__Task brief__: Provide the material again, with every line intact and exact.

__Task material__:

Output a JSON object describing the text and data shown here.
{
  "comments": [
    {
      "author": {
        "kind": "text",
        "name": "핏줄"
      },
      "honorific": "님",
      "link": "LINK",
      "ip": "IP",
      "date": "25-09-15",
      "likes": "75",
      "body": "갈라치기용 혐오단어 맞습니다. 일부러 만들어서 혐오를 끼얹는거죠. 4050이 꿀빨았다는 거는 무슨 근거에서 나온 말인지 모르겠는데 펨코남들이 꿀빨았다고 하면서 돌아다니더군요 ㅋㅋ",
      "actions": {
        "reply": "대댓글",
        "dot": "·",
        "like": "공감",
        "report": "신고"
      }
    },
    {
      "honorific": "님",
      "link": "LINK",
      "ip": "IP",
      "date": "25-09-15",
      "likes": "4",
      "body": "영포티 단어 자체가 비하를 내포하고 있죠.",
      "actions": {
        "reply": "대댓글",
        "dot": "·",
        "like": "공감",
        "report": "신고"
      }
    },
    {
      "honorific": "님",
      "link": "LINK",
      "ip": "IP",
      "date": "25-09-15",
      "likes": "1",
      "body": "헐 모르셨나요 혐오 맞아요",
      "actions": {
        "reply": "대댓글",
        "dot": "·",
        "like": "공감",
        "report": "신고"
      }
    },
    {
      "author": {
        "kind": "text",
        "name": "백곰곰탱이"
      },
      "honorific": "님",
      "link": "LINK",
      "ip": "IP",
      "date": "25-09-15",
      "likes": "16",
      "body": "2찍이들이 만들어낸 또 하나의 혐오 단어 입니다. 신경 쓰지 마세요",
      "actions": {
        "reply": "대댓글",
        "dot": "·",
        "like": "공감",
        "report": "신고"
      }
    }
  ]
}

__Response below__:
Output a JSON object describing the text and data shown here.
{
  "comments": [
    {
      "author": {
        "kind": "text",
        "name": "핏줄"
      },
      "honorific": "님",
      "link": "LINK",
      "ip": "IP",
      "date": "25-09-15",
      "likes": "75",
      "body": "갈라치기용 혐오단어 맞습니다. 일부러 만들어서 혐오를 끼얹는거죠. 4050이 꿀빨았다는 거는 무슨 근거에서 나온 말인지 모르겠는데 펨코남들이 꿀빨았다고 하면서 돌아다니더군요 ㅋㅋ",
      "actions": {
        "reply": "대댓글",
        "dot": "·",
        "like": "공감",
        "report": "신고"
      }
    },
    {
      "honorific": "님",
      "link": "LINK",
      "ip": "IP",
      "date": "25-09-15",
      "likes": "4",
      "body": "영포티 단어 자체가 비하를 내포하고 있죠.",
      "actions": {
        "reply": "대댓글",
        "dot": "·",
        "like": "공감",
        "report": "신고"
      }
    },
    {
      "honorific": "님",
      "link": "LINK",
      "ip": "IP",
      "date": "25-09-15",
      "likes": "1",
      "body": "헐 모르셨나요 혐오 맞아요",
      "actions": {
        "reply": "대댓글",
        "dot": "·",
        "like": "공감",
        "report": "신고"
      }
    },
    {
      "author": {
        "kind": "text",
        "name": "백곰곰탱이"
      },
      "honorific": "님",
      "link": "LINK",
      "ip": "IP",
      "date": "25-09-15",
      "likes": "16",
      "body": "2찍이들이 만들어낸 또 하나의 혐오 단어 입니다. 신경 쓰지 마세요",
      "actions": {
        "reply": "대댓글",
        "dot": "·",
        "like": "공감",
        "report": "신고"
      }
    }
  ]
}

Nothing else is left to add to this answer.